Exercise prompt:
Return all lines from the listing below that include the word "this".

=====

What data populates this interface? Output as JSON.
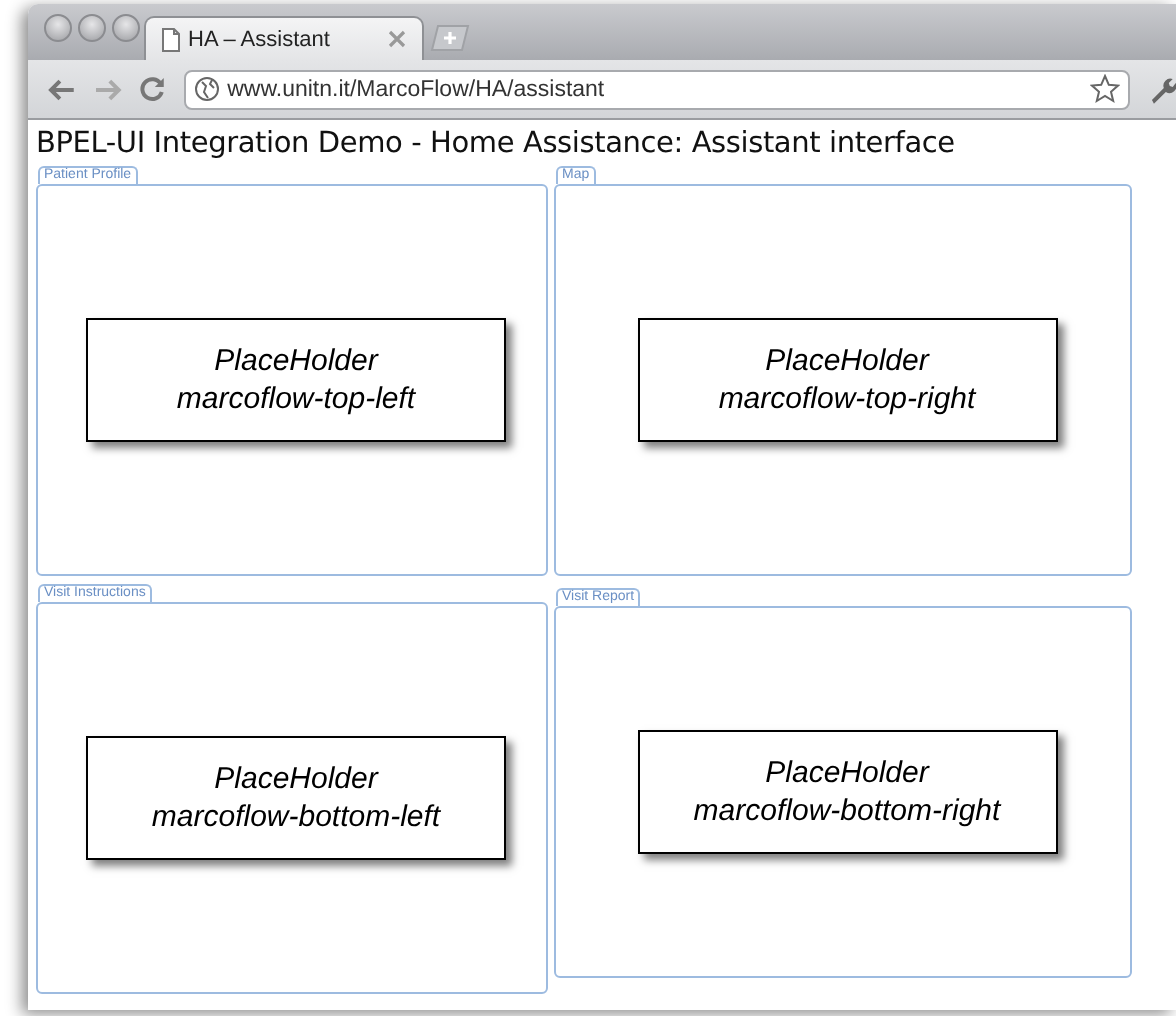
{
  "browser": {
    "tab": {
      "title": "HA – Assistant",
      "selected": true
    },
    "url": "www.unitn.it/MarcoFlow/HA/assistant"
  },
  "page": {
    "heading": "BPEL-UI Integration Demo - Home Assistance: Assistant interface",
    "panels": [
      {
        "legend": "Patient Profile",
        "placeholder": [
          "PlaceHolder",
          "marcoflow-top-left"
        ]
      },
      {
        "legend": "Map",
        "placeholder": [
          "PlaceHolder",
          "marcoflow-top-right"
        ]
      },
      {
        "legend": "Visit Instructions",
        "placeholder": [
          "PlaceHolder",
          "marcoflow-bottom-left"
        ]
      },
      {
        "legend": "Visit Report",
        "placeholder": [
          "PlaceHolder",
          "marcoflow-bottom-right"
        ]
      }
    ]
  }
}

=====

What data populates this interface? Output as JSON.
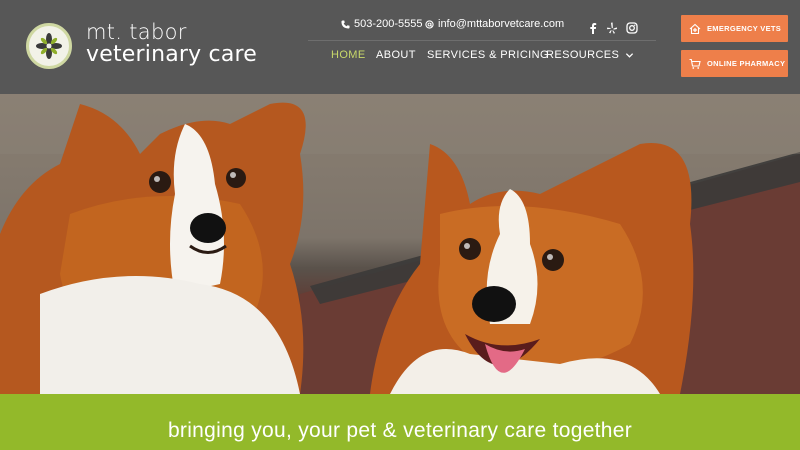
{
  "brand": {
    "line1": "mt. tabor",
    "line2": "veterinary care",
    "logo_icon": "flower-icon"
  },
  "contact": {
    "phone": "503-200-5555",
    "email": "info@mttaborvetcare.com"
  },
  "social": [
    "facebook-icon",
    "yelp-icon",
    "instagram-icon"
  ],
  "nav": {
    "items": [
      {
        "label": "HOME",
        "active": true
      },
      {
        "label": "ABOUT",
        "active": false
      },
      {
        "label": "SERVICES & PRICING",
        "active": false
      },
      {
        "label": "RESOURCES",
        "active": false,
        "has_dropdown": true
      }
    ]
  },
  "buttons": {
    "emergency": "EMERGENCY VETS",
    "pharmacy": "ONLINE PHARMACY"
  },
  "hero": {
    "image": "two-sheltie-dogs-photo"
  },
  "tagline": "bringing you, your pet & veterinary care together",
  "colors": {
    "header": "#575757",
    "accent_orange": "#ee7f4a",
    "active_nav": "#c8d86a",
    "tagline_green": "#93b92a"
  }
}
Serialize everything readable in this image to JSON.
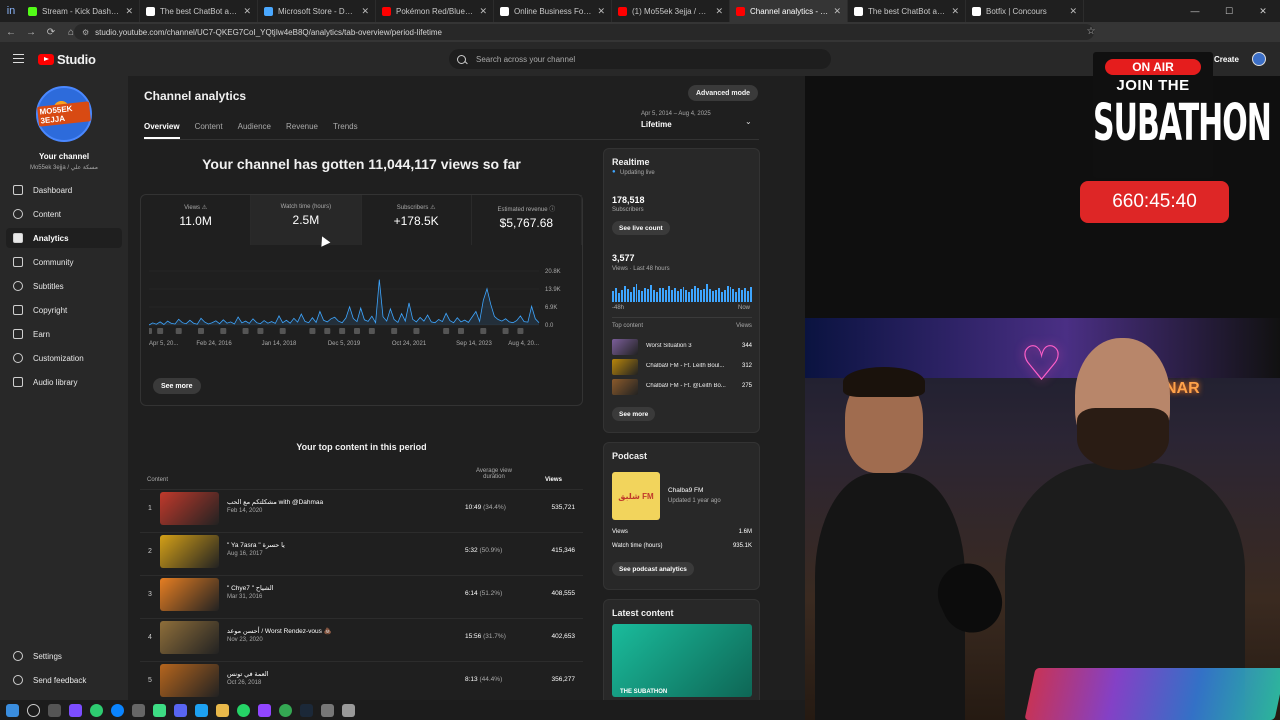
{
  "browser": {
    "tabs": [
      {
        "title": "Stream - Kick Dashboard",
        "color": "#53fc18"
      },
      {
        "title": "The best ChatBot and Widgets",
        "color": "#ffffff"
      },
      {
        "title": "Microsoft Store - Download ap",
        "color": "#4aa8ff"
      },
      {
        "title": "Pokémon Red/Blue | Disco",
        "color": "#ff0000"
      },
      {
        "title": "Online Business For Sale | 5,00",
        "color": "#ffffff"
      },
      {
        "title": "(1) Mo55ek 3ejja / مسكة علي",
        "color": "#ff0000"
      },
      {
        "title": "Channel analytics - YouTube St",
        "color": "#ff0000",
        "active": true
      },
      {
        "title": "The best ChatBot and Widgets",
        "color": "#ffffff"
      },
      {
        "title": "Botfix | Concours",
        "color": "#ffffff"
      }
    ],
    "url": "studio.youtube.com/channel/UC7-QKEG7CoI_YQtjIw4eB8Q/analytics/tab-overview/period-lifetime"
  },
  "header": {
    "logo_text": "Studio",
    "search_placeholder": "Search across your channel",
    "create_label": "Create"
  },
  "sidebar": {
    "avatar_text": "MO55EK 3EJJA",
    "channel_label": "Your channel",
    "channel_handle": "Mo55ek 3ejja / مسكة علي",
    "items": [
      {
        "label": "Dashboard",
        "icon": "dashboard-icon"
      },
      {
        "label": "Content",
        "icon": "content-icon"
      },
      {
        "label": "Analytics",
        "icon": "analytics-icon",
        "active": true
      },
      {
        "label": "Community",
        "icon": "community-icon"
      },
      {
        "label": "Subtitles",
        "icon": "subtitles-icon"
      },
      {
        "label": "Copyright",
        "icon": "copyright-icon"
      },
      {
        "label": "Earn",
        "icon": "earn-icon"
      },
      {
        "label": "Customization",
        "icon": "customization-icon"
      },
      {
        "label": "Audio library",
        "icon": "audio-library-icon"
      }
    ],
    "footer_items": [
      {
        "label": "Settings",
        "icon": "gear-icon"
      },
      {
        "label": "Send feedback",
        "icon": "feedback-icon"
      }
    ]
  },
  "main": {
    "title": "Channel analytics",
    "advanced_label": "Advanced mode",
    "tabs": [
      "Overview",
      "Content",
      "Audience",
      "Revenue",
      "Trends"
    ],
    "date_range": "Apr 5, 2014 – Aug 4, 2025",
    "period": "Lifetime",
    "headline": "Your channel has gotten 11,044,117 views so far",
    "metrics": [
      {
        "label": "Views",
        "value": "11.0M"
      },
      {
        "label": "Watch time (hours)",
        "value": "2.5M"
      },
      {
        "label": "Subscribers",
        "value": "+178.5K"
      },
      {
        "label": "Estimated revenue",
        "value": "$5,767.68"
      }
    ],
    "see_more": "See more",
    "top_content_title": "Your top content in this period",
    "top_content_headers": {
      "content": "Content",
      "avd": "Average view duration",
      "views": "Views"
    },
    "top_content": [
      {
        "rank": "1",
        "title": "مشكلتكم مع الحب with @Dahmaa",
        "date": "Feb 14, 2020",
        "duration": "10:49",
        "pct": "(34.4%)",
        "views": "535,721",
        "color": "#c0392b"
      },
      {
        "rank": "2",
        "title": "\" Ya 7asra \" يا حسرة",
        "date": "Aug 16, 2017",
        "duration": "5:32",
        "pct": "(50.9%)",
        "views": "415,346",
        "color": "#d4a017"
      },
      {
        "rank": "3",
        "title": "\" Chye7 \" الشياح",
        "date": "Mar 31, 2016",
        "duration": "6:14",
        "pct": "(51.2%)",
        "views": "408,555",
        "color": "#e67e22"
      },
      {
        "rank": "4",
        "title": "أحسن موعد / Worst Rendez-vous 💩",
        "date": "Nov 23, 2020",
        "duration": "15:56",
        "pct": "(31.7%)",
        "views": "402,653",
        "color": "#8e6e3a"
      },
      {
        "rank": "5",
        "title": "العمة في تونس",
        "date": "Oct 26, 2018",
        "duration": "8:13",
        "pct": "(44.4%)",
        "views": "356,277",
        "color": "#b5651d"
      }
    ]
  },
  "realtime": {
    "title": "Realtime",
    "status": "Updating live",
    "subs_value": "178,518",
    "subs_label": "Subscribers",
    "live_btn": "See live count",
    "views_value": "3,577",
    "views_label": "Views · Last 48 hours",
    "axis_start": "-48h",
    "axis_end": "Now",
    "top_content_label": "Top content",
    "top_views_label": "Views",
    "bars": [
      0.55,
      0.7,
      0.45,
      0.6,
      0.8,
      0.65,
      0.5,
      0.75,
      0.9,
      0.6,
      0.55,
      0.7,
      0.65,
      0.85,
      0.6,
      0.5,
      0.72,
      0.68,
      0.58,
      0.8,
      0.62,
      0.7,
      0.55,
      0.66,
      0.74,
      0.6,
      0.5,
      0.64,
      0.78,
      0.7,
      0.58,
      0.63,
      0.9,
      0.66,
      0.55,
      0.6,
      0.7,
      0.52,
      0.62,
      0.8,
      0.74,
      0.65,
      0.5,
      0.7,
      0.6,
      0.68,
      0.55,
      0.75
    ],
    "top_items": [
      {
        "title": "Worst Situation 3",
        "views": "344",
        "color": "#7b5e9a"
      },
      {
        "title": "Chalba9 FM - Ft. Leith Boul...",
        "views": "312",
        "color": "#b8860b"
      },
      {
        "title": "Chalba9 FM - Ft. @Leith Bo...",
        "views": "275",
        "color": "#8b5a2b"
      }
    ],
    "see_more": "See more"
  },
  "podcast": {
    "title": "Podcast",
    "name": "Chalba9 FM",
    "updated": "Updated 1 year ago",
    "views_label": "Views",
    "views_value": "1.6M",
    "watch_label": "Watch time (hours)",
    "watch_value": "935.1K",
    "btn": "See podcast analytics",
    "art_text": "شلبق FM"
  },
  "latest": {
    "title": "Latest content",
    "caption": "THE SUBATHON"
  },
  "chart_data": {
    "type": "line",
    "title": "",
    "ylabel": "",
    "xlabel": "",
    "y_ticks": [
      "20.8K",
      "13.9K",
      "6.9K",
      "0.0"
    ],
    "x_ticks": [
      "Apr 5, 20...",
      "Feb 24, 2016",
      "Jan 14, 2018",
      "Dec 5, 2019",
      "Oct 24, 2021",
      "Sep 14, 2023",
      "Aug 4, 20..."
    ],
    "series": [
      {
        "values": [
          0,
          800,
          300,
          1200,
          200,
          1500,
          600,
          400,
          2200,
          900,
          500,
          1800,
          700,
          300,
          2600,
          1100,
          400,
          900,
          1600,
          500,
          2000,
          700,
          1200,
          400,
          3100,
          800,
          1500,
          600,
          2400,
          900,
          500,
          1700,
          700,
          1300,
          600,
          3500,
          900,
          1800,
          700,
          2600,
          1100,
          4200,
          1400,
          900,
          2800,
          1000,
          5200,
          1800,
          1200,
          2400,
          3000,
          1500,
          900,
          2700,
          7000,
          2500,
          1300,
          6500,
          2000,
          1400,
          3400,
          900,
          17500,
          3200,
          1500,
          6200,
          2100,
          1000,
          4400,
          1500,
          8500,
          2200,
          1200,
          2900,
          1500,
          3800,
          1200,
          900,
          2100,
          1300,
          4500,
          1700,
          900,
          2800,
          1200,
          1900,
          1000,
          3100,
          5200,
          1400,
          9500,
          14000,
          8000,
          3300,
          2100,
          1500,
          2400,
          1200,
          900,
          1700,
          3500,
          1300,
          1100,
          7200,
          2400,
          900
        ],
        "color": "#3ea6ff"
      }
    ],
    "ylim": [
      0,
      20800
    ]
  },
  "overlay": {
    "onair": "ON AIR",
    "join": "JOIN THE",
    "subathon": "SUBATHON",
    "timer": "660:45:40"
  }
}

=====

Finished task:
What data populates this interface? Output as JSON.
What data populates this interface? Output as JSON.
Serialize everything readable in this image to JSON.
    "top_content_title": "Your top content in this period",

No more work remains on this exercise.